Childress, who won six titles at NASCAR's highest level with the late Dale Earnhardt, turned abruptly, startling the driver.
"I said, 'Come on guys, let's keep pushing this thing so he can talk business,"' said Karrick, who had come along to change tires.
Childress noticed Bowyer in his first ARCA start at Nashville. That Bowyer had the same sponsor Sonic as Childress' Busch car likely prompted initial curiosity. Bowyer's second-place finish did the rest. Chris Bowyer wrote a letter to RCR soon after the Charlotte chat, inquiring about some used parts but slyly including his son's cell number.
Bowyer's phone rang at work in an Emporia body shop a few weeks later. The next morning his plane lifted off for North Carolina. He waited an agonizing four days knowing Childress was interviewing other prospects.
"He called me," Chris Bowyer chuckled, "said, 'I'm over to his house. He said, 'I've seen stuff you could only dream of seeing, the Earnhardt museum and all.' I think they obviously had a little bit of a connection."
Bowyer signed to split time with Kevin Harvick in a Busch car in 2004, winning his first pole (in his third start) at Talladega.

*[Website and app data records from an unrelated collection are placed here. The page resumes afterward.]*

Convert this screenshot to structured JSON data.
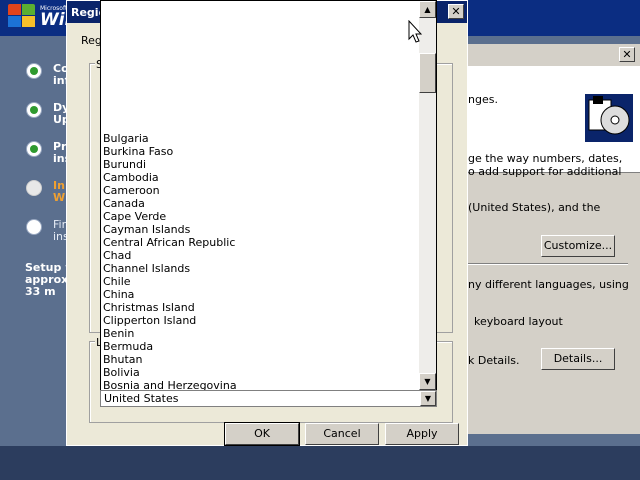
{
  "setup": {
    "brand_small": "Microsoft",
    "brand": "Win",
    "steps": [
      {
        "label": "Co\ninf",
        "state": "done"
      },
      {
        "label": "Dy\nUp",
        "state": "done"
      },
      {
        "label": "Pr\nins",
        "state": "done"
      },
      {
        "label": "In\nW",
        "state": "current"
      },
      {
        "label": "Fin\nins",
        "state": "pending"
      }
    ],
    "time_remaining": "Setup w\napprox\n33 m"
  },
  "regional_window": {
    "title": "Regio",
    "tab_label": "Reg",
    "group_label_1": "S",
    "group_label_2": "L",
    "help_button": "?",
    "close_button": "✕"
  },
  "right_dialog": {
    "close_button": "✕",
    "text_languages": "nges.",
    "text_numbers_1": "ge the way numbers, dates,",
    "text_numbers_2": "o add support for additional",
    "text_locale": "(United States), and the",
    "customize_button": "Customize...",
    "text_multi_1": "ny different languages, using",
    "text_keyboard": "keyboard layout",
    "text_details": "k Details.",
    "details_button": "Details..."
  },
  "country_list": {
    "items": [
      "Bulgaria",
      "Burkina Faso",
      "Burundi",
      "Cambodia",
      "Cameroon",
      "Canada",
      "Cape Verde",
      "Cayman Islands",
      "Central African Republic",
      "Chad",
      "Channel Islands",
      "Chile",
      "China",
      "Christmas Island",
      "Clipperton Island",
      "Benin",
      "Bermuda",
      "Bhutan",
      "Bolivia",
      "Bosnia and Herzegovina"
    ],
    "selected_value": "United States",
    "scroll_up": "▲",
    "scroll_down": "▼",
    "combo_arrow": "▼"
  },
  "footer_buttons": {
    "ok": "OK",
    "cancel": "Cancel",
    "apply": "Apply"
  },
  "colors": {
    "setup_blue": "#0b2d82",
    "titlebar": "#0a246a",
    "window_face": "#ece9d8",
    "step_done": "#2f9a2f",
    "step_current_text": "#f0a030"
  }
}
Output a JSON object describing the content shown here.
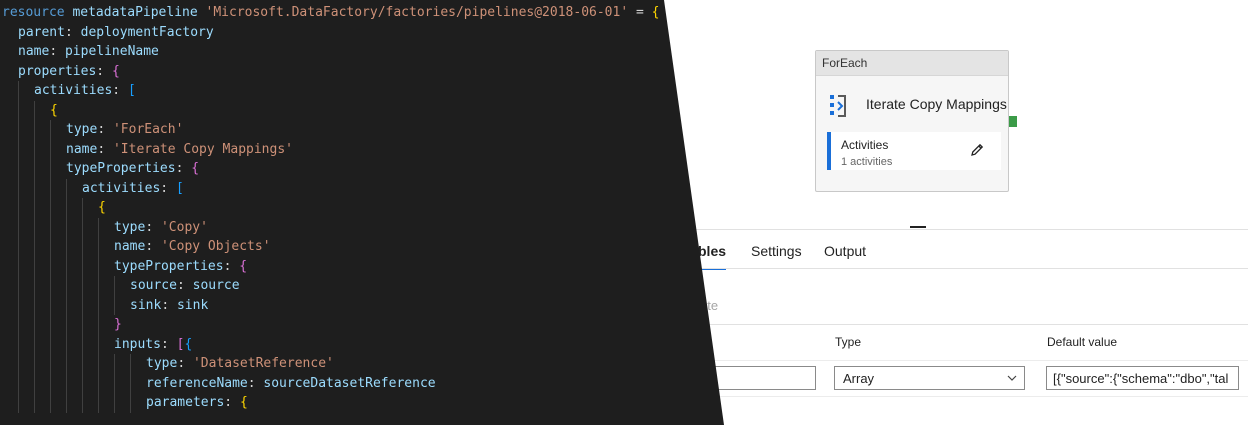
{
  "foreach": {
    "header": "ForEach",
    "name": "Iterate Copy Mappings",
    "activities_label": "Activities",
    "activities_count": "1 activities"
  },
  "tabs": [
    {
      "label": "bles",
      "active": true
    },
    {
      "label": "Settings",
      "active": false
    },
    {
      "label": "Output",
      "active": false
    }
  ],
  "toolbar": {
    "delete_label": "ete"
  },
  "table": {
    "headers": [
      "Type",
      "Default value"
    ],
    "row": {
      "name_value": "",
      "type_value": "Array",
      "default_value": "[{\"source\":{\"schema\":\"dbo\",\"tal"
    }
  },
  "code": {
    "lines": [
      [
        [
          "kw",
          "resource "
        ],
        [
          "id",
          "metadataPipeline "
        ],
        [
          "str",
          "'Microsoft.DataFactory/factories/pipelines@2018-06-01'"
        ],
        [
          "punc",
          " = "
        ],
        [
          "b1",
          "{"
        ]
      ],
      [
        [
          "prop",
          "parent"
        ],
        [
          "punc",
          ": "
        ],
        [
          "id",
          "deploymentFactory"
        ]
      ],
      [
        [
          "prop",
          "name"
        ],
        [
          "punc",
          ": "
        ],
        [
          "id",
          "pipelineName"
        ]
      ],
      [
        [
          "prop",
          "properties"
        ],
        [
          "punc",
          ": "
        ],
        [
          "b2",
          "{"
        ]
      ],
      [
        [
          "prop",
          "activities"
        ],
        [
          "punc",
          ": "
        ],
        [
          "b3",
          "["
        ]
      ],
      [
        [
          "b1",
          "{"
        ]
      ],
      [
        [
          "prop",
          "type"
        ],
        [
          "punc",
          ": "
        ],
        [
          "str",
          "'ForEach'"
        ]
      ],
      [
        [
          "prop",
          "name"
        ],
        [
          "punc",
          ": "
        ],
        [
          "str",
          "'Iterate Copy Mappings'"
        ]
      ],
      [
        [
          "prop",
          "typeProperties"
        ],
        [
          "punc",
          ": "
        ],
        [
          "b2",
          "{"
        ]
      ],
      [
        [
          "prop",
          "activities"
        ],
        [
          "punc",
          ": "
        ],
        [
          "b3",
          "["
        ]
      ],
      [
        [
          "b1",
          "{"
        ]
      ],
      [
        [
          "prop",
          "type"
        ],
        [
          "punc",
          ": "
        ],
        [
          "str",
          "'Copy'"
        ]
      ],
      [
        [
          "prop",
          "name"
        ],
        [
          "punc",
          ": "
        ],
        [
          "str",
          "'Copy Objects'"
        ]
      ],
      [
        [
          "prop",
          "typeProperties"
        ],
        [
          "punc",
          ": "
        ],
        [
          "b2",
          "{"
        ]
      ],
      [
        [
          "prop",
          "source"
        ],
        [
          "punc",
          ": "
        ],
        [
          "id",
          "source"
        ]
      ],
      [
        [
          "prop",
          "sink"
        ],
        [
          "punc",
          ": "
        ],
        [
          "id",
          "sink"
        ]
      ],
      [
        [
          "b2",
          "}"
        ]
      ],
      [
        [
          "prop",
          "inputs"
        ],
        [
          "punc",
          ": "
        ],
        [
          "b2",
          "["
        ],
        [
          "b3",
          "{"
        ]
      ],
      [
        [
          "prop",
          "type"
        ],
        [
          "punc",
          ": "
        ],
        [
          "str",
          "'DatasetReference'"
        ]
      ],
      [
        [
          "prop",
          "referenceName"
        ],
        [
          "punc",
          ": "
        ],
        [
          "id",
          "sourceDatasetReference"
        ]
      ],
      [
        [
          "prop",
          "parameters"
        ],
        [
          "punc",
          ": "
        ],
        [
          "b1",
          "{"
        ]
      ]
    ]
  },
  "colors": {
    "editor_bg": "#1e1e1e",
    "accent": "#1a6fd8",
    "port": "#3b9b48"
  },
  "icons": [
    "foreach-icon",
    "pencil-icon",
    "chevron-down-icon"
  ]
}
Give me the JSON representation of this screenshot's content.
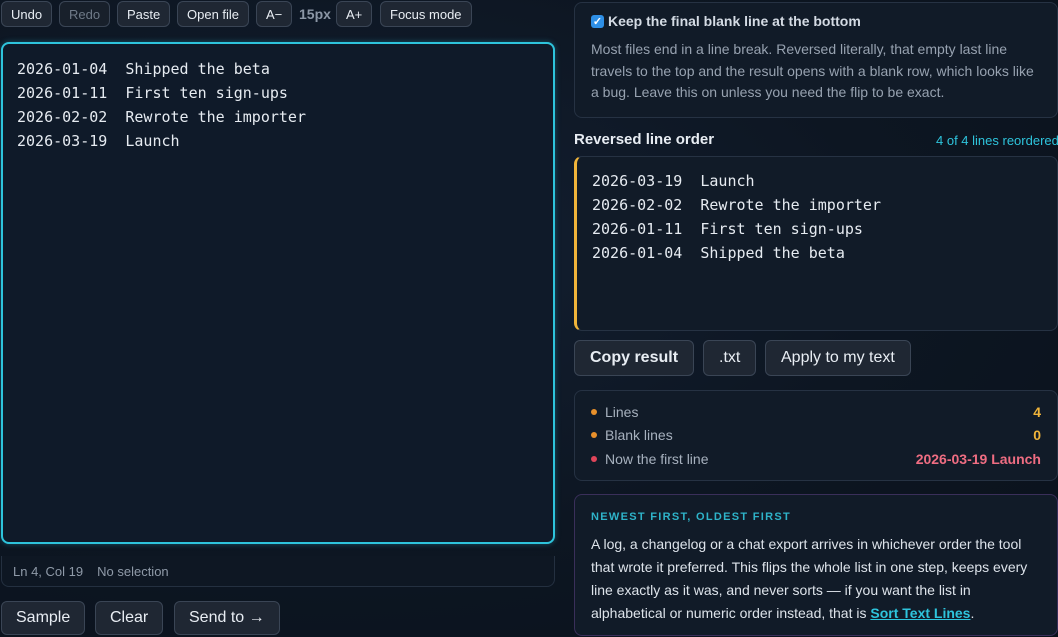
{
  "toolbar": {
    "undo": "Undo",
    "redo": "Redo",
    "paste": "Paste",
    "open_file": "Open file",
    "font_decrease": "A−",
    "font_size": "15px",
    "font_increase": "A+",
    "focus_mode": "Focus mode"
  },
  "editor": {
    "content": "2026-01-04  Shipped the beta\n2026-01-11  First ten sign-ups\n2026-02-02  Rewrote the importer\n2026-03-19  Launch"
  },
  "status": {
    "position": "Ln 4, Col 19",
    "selection": "No selection"
  },
  "bottom_buttons": {
    "sample": "Sample",
    "clear": "Clear",
    "send_to": "Send to →"
  },
  "option": {
    "checked": true,
    "label": "Keep the final blank line at the bottom",
    "description": "Most files end in a line break. Reversed literally, that empty last line travels to the top and the result opens with a blank row, which looks like a bug. Leave this on unless you need the flip to be exact."
  },
  "output": {
    "title": "Reversed line order",
    "count": "4 of 4 lines reordered",
    "content": "2026-03-19  Launch\n2026-02-02  Rewrote the importer\n2026-01-11  First ten sign-ups\n2026-01-04  Shipped the beta"
  },
  "actions": {
    "copy": "Copy result",
    "txt": ".txt",
    "apply": "Apply to my text"
  },
  "stats": [
    {
      "label": "Lines",
      "value": "4",
      "dot_color": "#e8902b",
      "value_color": "#f0b43a"
    },
    {
      "label": "Blank lines",
      "value": "0",
      "dot_color": "#e8902b",
      "value_color": "#f0b43a"
    },
    {
      "label": "Now the first line",
      "value": "2026-03-19 Launch",
      "dot_color": "#e0455a",
      "value_color": "#ef6d82"
    }
  ],
  "info": {
    "kicker": "NEWEST FIRST, OLDEST FIRST",
    "text": "A log, a changelog or a chat export arrives in whichever order the tool that wrote it preferred. This flips the whole list in one step, keeps every line exactly as it was, and never sorts — if you want the list in alphabetical or numeric order instead, that is ",
    "link": "Sort Text Lines",
    "end": "."
  },
  "colors": {
    "accent": "#2ec4dc",
    "highlight": "#f0b43a",
    "checkbox": "#2e8fe6"
  }
}
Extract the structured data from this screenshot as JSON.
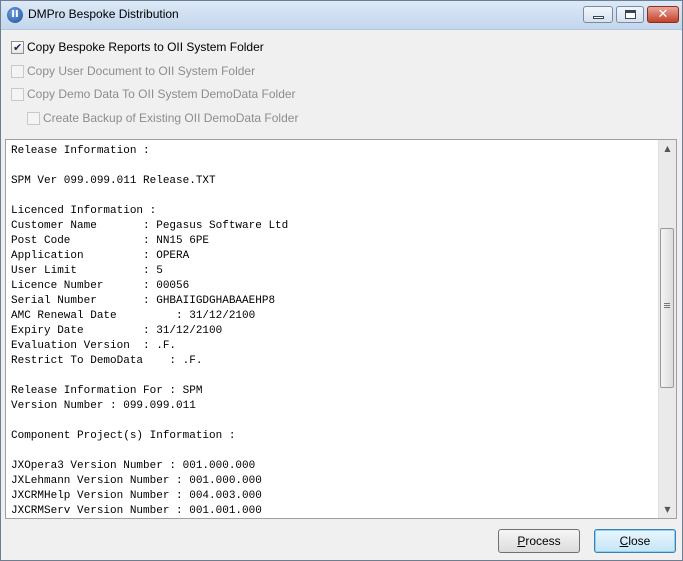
{
  "window": {
    "title": "DMPro Bespoke Distribution",
    "icon": "app-logo-icon",
    "controls": {
      "minimize": "minimize-icon",
      "maximize": "maximize-icon",
      "close": "close-icon"
    }
  },
  "options": [
    {
      "label": "Copy Bespoke Reports to OII System Folder",
      "checked": true,
      "enabled": true
    },
    {
      "label": "Copy User Document to OII System Folder",
      "checked": false,
      "enabled": false
    },
    {
      "label": "Copy Demo Data To OII System DemoData Folder",
      "checked": false,
      "enabled": false
    },
    {
      "label": "Create Backup of Existing OII DemoData Folder",
      "checked": false,
      "enabled": false
    }
  ],
  "info_text": [
    "Release Information :",
    "",
    "SPM Ver 099.099.011 Release.TXT",
    "",
    "Licenced Information :",
    "Customer Name       : Pegasus Software Ltd",
    "Post Code           : NN15 6PE",
    "Application         : OPERA",
    "User Limit          : 5",
    "Licence Number      : 00056",
    "Serial Number       : GHBAIIGDGHABAAEHP8",
    "AMC Renewal Date         : 31/12/2100",
    "Expiry Date         : 31/12/2100",
    "Evaluation Version  : .F.",
    "Restrict To DemoData    : .F.",
    "",
    "Release Information For : SPM",
    "Version Number : 099.099.011",
    "",
    "Component Project(s) Information :",
    "",
    "JXOpera3 Version Number : 001.000.000",
    "JXLehmann Version Number : 001.000.000",
    "JXCRMHelp Version Number : 004.003.000",
    "JXCRMServ Version Number : 001.001.000"
  ],
  "buttons": {
    "process": {
      "mnemonic": "P",
      "rest": "rocess"
    },
    "close": {
      "mnemonic": "C",
      "rest": "lose"
    }
  },
  "scrollbar": {
    "up_icon": "scroll-up-arrow-icon",
    "down_icon": "scroll-down-arrow-icon"
  }
}
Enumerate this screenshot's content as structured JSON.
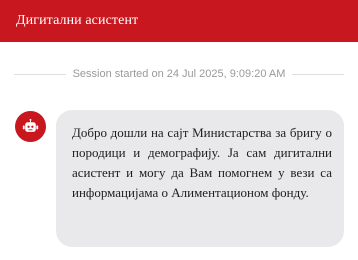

He won twice as a full-time Busch driver in 2005 and made his Cup debut, then became driver of RCR's No. 07 Chevrolet last season, finishing a solid 17th with 11 top-10 finishes.
After being dogged this year as the only winless Chase qualifier, he won his first Cup race at Loudon, N.H., two weeks ago.
This weekend in Kansas, his mother, Jana, continues to beg and barter for enough pit passes for family and friends.
"You just don't know how to describe it, how fortunate we've been," Chris Bowyer said. "So many hundreds and hundreds of people go to North Carolina with a dream and come home with their tail between their legs real quick. Sometimes you wonder how you made it."